Regarding the “special extra credit” for military service, Social Security FICA taxes weren’t withheld from military pay prior to 1957 so you didn’t pay Social Security payroll taxes (FICA) from your military earnings during the years you served. As a result, Social Security would have no record of your military earnings during those 1951-1953 service years. But when you claimed Social Security later in life they would have asked if you served in the military and given you “special extra credit” in the form of presumed earnings for your service years. They likely would have asked for a copy of your DD-214 and would have added $160 to your earnings record for each active duty month during those 1951-1953 years. Note they do not give you an extra amount of Social Security; rather, for benefit computation purposes, they reflect your earnings for those years a bit higher than are shown in your earnings record (which would likely show zero for your service years). For example, if you served 12 months active duty in 1952, when your Social Security benefit was calculated they would consider your 1952 earnings as $1,920 ($160 x 12), instead of the zero shown in your record because you didn’t actually pay FICA tax on your military pay. But whether those extra earnings credits would have any effect on your Social Security benefit is a separate item.
Assuming you had earnings from regular employment over your lifetime and paid into Social Security from those non-military earnings, you became eligible for Social Security benefits from earnings outside of your military service. If you worked and earned a decent salary for at least 35 years, then those special extra credits for your military service years would have no effect on your Social Security benefit. If you had less than 35 years of regular non-military employment, then those extra earnings added for your military service years counted and provided you with a slightly higher Social Security benefit when you claimed.
So, the bottom line is this: if, over your lifetime, you worked for at least 35 years paying into Social Security via FICA payroll or self-employment tax, then the “special extra credits” for your military service years had no effect on your Social Security benefit. But if you worked less than 35 years in which SS taxes were withheld from your earnings, then those “special extra credits for military service” contributed to and increased your Social Security benefit when you claimed. However, even if you worked for over 35 years outside of the military and the extra credits didn’t matter for your Social Security benefit, your service to our country did, indeed, matter a great deal. From one veteran to another, thank you again for your service to our country.

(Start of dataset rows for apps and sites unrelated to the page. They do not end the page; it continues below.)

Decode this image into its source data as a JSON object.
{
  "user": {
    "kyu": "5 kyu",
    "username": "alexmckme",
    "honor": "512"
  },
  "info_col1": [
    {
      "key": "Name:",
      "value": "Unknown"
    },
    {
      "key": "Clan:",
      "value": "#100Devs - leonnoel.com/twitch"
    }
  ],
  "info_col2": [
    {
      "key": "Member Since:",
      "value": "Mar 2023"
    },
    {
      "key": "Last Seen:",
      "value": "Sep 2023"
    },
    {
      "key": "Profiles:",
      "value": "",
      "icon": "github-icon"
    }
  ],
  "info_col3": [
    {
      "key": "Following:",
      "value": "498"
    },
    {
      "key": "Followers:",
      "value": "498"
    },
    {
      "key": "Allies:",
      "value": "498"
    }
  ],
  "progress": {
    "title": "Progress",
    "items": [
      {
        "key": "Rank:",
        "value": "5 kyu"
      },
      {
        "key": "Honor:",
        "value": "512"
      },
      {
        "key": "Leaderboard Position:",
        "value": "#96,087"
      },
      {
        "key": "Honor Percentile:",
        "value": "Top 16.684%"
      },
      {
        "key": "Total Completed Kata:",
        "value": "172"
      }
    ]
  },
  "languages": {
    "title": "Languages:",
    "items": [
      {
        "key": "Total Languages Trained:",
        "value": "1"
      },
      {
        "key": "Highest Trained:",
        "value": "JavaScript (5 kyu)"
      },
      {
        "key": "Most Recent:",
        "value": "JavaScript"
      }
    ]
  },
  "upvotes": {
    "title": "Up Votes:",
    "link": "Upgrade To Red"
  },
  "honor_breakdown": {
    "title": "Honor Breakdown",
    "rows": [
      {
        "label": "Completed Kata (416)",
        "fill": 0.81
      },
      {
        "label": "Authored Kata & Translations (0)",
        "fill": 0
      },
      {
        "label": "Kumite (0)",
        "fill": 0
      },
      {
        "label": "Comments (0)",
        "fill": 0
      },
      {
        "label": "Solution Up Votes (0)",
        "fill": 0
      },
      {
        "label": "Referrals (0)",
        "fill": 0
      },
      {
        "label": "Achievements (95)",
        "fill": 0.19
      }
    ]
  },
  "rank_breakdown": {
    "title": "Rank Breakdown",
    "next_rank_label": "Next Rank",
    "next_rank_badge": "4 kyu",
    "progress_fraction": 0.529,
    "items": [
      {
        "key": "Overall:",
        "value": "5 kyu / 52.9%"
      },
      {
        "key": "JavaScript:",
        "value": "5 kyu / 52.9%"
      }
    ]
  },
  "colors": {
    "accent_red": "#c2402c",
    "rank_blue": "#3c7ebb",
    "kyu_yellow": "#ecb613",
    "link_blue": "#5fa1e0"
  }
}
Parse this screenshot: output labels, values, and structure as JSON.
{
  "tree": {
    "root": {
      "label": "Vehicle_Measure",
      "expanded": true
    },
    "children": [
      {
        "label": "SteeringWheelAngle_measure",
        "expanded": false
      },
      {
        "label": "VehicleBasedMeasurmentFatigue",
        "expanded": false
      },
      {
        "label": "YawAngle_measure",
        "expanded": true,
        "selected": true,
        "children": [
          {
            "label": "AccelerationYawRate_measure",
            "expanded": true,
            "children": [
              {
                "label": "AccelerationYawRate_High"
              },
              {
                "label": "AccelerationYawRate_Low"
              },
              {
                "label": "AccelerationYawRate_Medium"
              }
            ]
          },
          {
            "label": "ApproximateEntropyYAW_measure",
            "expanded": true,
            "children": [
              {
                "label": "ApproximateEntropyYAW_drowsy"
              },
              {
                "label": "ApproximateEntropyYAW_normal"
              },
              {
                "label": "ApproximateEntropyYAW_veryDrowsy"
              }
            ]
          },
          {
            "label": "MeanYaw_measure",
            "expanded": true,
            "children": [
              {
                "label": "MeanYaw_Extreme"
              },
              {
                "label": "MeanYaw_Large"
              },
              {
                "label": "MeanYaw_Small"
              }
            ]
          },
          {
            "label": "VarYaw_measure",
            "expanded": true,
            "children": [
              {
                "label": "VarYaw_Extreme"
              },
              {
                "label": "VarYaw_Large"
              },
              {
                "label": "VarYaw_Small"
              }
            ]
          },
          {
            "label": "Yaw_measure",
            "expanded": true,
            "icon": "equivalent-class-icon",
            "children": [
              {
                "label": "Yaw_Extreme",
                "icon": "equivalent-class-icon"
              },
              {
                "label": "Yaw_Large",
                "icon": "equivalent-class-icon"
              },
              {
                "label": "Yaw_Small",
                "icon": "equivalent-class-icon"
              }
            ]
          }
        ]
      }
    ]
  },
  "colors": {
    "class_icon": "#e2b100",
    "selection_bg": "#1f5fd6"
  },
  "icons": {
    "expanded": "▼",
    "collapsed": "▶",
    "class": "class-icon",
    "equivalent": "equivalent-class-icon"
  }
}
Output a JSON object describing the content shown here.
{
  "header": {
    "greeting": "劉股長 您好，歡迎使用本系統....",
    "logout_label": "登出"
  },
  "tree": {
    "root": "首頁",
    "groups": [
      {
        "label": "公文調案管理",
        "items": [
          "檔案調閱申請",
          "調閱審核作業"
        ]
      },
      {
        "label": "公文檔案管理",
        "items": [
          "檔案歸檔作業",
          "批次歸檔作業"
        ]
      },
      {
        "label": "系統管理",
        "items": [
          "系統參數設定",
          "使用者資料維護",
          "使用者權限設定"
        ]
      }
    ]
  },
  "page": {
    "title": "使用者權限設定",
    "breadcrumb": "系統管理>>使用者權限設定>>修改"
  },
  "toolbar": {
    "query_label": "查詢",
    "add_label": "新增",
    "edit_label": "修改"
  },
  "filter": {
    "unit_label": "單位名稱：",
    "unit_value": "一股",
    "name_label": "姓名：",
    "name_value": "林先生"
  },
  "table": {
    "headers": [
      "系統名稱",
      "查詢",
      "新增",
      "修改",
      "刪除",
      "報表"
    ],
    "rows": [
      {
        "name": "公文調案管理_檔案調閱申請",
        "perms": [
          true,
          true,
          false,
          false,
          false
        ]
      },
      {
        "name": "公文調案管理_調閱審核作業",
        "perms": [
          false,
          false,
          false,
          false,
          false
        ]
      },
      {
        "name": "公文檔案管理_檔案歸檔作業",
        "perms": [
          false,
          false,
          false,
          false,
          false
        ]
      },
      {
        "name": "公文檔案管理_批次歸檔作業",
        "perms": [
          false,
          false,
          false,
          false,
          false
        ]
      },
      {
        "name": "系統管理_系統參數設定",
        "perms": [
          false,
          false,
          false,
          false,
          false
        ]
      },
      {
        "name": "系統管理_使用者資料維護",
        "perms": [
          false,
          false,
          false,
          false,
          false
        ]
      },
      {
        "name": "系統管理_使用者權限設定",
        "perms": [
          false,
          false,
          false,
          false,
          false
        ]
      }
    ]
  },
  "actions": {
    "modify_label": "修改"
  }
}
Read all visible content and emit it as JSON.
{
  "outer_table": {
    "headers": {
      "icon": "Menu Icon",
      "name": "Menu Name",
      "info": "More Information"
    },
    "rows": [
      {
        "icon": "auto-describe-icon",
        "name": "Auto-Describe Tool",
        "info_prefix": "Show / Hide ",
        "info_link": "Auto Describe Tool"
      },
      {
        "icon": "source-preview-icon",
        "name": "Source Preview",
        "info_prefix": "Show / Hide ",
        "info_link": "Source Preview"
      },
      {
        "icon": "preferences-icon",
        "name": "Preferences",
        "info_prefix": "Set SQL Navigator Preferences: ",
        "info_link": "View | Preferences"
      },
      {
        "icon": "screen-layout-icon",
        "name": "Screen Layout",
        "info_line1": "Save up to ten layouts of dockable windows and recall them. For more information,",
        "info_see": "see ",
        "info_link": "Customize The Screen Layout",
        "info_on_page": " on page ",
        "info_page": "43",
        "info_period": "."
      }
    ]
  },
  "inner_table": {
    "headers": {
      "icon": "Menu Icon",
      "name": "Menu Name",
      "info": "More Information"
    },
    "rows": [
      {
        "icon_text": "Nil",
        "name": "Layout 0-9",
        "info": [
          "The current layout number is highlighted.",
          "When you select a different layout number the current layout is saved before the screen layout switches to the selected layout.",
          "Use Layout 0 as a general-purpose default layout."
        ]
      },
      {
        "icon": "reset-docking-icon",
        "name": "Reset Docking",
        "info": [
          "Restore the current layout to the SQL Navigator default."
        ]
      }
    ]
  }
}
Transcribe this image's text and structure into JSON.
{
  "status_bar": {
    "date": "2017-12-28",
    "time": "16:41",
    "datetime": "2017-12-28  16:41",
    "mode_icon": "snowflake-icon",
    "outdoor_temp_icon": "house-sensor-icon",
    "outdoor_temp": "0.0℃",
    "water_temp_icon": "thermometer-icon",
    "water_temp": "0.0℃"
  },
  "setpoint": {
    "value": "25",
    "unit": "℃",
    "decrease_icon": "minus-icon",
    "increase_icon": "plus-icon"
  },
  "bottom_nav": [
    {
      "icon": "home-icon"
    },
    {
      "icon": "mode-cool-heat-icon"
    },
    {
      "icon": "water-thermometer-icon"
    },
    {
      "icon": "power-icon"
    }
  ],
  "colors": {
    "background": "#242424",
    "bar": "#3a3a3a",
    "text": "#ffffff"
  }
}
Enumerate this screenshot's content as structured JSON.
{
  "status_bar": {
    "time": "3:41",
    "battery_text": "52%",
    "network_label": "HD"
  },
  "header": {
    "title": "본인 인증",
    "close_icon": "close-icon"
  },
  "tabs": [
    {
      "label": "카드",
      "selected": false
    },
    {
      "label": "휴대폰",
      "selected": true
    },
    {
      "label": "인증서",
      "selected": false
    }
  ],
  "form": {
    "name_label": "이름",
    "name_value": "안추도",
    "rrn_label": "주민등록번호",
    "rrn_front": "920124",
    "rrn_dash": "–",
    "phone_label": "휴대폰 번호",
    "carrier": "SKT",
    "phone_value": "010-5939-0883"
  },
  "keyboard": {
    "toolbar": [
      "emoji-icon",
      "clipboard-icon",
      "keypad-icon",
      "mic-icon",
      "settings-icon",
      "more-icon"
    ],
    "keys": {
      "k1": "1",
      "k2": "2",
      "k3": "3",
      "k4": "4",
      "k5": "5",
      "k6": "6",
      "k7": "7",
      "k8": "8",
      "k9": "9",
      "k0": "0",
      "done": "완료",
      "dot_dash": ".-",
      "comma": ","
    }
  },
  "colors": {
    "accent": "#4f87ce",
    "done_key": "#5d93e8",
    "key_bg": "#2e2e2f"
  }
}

This article is intended for information purposes only and does not represent legal or financial guidance. It presents the opinions and interpretations of the AMAC Foundation’s staff, trained and accredited by the National Social Security Association (NSSA). NSSA and the AMAC Foundation and its staff are not affiliated with or endorsed by the Social Security Administration or any other governmental entity. To submit a question, visit our website (amacfoundation.org/programs/social-security-advisory) or email us at email@example.com.